Items from an interface collection:

- - -

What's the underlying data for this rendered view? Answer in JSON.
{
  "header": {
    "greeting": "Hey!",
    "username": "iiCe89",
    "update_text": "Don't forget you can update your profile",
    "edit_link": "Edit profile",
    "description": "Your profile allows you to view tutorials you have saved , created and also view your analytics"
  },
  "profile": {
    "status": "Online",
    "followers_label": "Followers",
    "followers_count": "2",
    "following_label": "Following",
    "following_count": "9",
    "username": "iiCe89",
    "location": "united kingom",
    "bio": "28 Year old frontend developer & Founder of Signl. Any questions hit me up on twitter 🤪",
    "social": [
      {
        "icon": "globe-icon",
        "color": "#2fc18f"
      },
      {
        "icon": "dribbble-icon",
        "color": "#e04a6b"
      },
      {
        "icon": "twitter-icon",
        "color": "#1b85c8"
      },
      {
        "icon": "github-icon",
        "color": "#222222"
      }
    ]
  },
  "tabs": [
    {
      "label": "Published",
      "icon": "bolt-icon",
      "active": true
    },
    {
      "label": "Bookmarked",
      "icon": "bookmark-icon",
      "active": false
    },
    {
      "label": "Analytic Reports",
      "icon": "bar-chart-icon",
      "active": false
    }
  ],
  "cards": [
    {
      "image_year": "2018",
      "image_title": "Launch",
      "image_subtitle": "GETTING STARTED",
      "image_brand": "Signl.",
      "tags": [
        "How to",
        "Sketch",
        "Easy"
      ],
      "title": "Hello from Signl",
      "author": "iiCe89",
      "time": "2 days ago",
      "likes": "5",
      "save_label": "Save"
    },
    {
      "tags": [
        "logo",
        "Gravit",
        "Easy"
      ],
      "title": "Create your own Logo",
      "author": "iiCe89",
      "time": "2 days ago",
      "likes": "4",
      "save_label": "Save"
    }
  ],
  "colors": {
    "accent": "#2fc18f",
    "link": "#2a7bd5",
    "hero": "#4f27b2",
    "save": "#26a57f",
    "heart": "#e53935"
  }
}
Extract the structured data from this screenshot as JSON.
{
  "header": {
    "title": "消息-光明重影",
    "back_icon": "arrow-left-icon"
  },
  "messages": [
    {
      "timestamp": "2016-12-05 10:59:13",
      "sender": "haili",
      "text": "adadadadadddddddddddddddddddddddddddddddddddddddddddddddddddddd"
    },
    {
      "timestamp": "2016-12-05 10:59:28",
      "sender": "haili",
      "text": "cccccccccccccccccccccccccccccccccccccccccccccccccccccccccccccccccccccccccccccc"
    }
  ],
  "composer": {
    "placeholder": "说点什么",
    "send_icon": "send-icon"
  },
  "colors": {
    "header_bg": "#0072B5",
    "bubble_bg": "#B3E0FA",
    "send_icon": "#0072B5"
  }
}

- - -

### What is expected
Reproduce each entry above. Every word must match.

### Answer to this problem
What's the underlying data for this rendered view? Answer in JSON.
{
  "header": {
    "greeting": "Hey!",
    "username": "iiCe89",
    "update_text": "Don't forget you can update your profile",
    "edit_link": "Edit profile",
    "description": "Your profile allows you to view tutorials you have saved , created and also view your analytics"
  },
  "profile": {
    "status": "Online",
    "followers_label": "Followers",
    "followers_count": "2",
    "following_label": "Following",
    "following_count": "9",
    "username": "iiCe89",
    "location": "united kingom",
    "bio": "28 Year old frontend developer & Founder of Signl. Any questions hit me up on twitter 🤪",
    "social": [
      {
        "icon": "globe-icon",
        "color": "#2fc18f"
      },
      {
        "icon": "dribbble-icon",
        "color": "#e04a6b"
      },
      {
        "icon": "twitter-icon",
        "color": "#1b85c8"
      },
      {
        "icon": "github-icon",
        "color": "#222222"
      }
    ]
  },
  "tabs": [
    {
      "label": "Published",
      "icon": "bolt-icon",
      "active": true
    },
    {
      "label": "Bookmarked",
      "icon": "bookmark-icon",
      "active": false
    },
    {
      "label": "Analytic Reports",
      "icon": "bar-chart-icon",
      "active": false
    }
  ],
  "cards": [
    {
      "image_year": "2018",
      "image_title": "Launch",
      "image_subtitle": "GETTING STARTED",
      "image_brand": "Signl.",
      "tags": [
        "How to",
        "Sketch",
        "Easy"
      ],
      "title": "Hello from Signl",
      "author": "iiCe89",
      "time": "2 days ago",
      "likes": "5",
      "save_label": "Save"
    },
    {
      "tags": [
        "logo",
        "Gravit",
        "Easy"
      ],
      "title": "Create your own Logo",
      "author": "iiCe89",
      "time": "2 days ago",
      "likes": "4",
      "save_label": "Save"
    }
  ],
  "colors": {
    "accent": "#2fc18f",
    "link": "#2a7bd5",
    "hero": "#4f27b2",
    "save": "#26a57f",
    "heart": "#e53935"
  }
}
Extract the structured data from this screenshot as JSON.
{
  "header": {
    "title": "消息-光明重影",
    "back_icon": "arrow-left-icon"
  },
  "messages": [
    {
      "timestamp": "2016-12-05 10:59:13",
      "sender": "haili",
      "text": "adadadadadddddddddddddddddddddddddddddddddddddddddddddddddddddd"
    },
    {
      "timestamp": "2016-12-05 10:59:28",
      "sender": "haili",
      "text": "cccccccccccccccccccccccccccccccccccccccccccccccccccccccccccccccccccccccccccccc"
    }
  ],
  "composer": {
    "placeholder": "说点什么",
    "send_icon": "send-icon"
  },
  "colors": {
    "header_bg": "#0072B5",
    "bubble_bg": "#B3E0FA",
    "send_icon": "#0072B5"
  }
}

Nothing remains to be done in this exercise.